ABC News/Washington Post Poll: Iraq Is Bringing Down The Bush Presidency
Image courtesy of the Post
The latest ABC News/Washington Post poll is out this morning, and in a poll taken after Bush’s NSA domestic data mining operation had settled into the collective consciousness of the public for a few days, Bush’s approval rating is now down to 33%, which is its lowest mark ever in this poll. One of the danger signs for the White House in this poll is that Bush’s slippage amongst the base continues unabated, and this poll was taken before his immigration speech had fully set in.
The current president's decline has been particularly steep among Republicans, who until last month had remained generally loyal while independents and Democrats grew increasingly critical. According to the survey, Bush's disapproval rating among Republicans has nearly doubled in the past month, from 16 percent to 30 percent, while his approval rating dipped below 70 percent for the first time. Nearly nine in 10 Democrats and seven in 10 independents do not like the job Bush is doing as president.
Some of the major findings in this poll, which had a self-identified party ID breakdown of 33% independents, 34% Democrats, and 28% Republicans show that when asked which party respondents want to control the 2007 Congress, Democrats are preferred by a large margin of 56%-33%.
When asked how they viewed Bush Administration policies, respondents viewed them negatively by a 36% positive, 64% negative result.
Finding its lowest mark ever in this poll, only 37% of the respondents felt going to war in Iraq was worth it, with 62% now saying it wasn’t. 76% now say there have been an unacceptable number of casualties from the war, another new high. 54% think the number of troops in Iraq should be decreased. And 59% say the war was a mistake, another new high.
The right track/wrong track question yielded its largest wrong track number since Bush became president, at 69%.
By nearly a four-to-one margin over the next highest reason given, those who opposed Bush do so due to Iraq (46% Iraq, 12% just a bad job overall).
Democrats were preferred to handle every issue over Republicans, even the campaign against terrorism.
Richard Morin, the poll director who caught flak from many corners last week for trumpeting the public’s support of the NSA program from the results of a flash poll with a small sample, a large MOE, and less than a full day after the USAT story broke, asked the same questions over the weekend in this poll about how respondents felt about the NSA data mining program through Monday of this week. According to the poll, and again, using the same questions once again, Morin reports that the public still finds the program acceptable by a 63%-35% margin. When asked if they would be bothered to find out that the NSA had a record of their calls, by a 2-1 margin respondents said they would not be bothered (66%-34%).

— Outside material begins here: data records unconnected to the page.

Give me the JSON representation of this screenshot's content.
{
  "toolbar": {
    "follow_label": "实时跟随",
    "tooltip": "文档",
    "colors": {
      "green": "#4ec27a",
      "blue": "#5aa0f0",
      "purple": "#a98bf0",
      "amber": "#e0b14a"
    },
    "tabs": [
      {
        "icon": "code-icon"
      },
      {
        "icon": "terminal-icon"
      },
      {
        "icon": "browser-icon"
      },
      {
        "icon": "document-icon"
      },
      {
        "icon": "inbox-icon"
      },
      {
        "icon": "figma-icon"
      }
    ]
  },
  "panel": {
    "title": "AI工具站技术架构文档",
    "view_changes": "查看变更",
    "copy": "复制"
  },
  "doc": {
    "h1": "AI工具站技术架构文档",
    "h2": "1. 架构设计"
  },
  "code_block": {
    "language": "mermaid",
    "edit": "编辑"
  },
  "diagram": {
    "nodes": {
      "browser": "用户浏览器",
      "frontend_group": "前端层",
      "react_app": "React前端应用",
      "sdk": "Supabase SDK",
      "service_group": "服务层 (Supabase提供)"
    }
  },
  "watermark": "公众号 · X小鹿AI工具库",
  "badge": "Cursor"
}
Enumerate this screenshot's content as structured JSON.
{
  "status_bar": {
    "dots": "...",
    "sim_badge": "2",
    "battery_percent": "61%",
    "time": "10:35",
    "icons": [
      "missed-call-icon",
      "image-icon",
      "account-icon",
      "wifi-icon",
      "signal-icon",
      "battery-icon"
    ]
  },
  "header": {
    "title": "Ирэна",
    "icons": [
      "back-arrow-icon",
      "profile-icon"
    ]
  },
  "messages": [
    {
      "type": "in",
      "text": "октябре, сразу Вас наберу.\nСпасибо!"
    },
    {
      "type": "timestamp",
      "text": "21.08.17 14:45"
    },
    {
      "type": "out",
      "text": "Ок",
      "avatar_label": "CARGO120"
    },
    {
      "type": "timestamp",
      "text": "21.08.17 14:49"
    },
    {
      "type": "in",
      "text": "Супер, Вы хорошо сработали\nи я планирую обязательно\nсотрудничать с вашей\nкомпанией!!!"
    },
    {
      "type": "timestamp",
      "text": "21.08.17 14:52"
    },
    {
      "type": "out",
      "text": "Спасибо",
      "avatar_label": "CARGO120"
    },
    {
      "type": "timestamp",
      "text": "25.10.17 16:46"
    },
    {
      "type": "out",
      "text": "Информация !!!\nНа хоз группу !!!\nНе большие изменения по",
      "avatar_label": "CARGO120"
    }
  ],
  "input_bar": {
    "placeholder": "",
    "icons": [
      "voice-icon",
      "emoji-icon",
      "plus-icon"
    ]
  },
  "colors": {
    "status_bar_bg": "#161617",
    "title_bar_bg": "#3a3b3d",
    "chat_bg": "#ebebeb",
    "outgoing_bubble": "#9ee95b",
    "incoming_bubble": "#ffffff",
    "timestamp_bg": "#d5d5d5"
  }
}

Perhaps the public expects in this post-9/11 age for the government to be using technology for data mining, and as long as it is explained to them in an innocuous way, the public isn’t necessarily bothered by it, even though they trust Democrats more now on fighting terrorism and protecting their privacy. It isn’t contradictory for respondents to not be bothered in significant numbers about NSA data mining, as long as it is only data mining, and to also want those behind these programs to be booted out of power now.
The poll indicates that Iraq is bringing down this presidency, and respondents want Democrats in charge of Congress next year, not so much because they offer different ideas, but simply because they aren’t Republicans. The GOP’s only hope is to scare the base into voting over the fears of Democrats returning to power.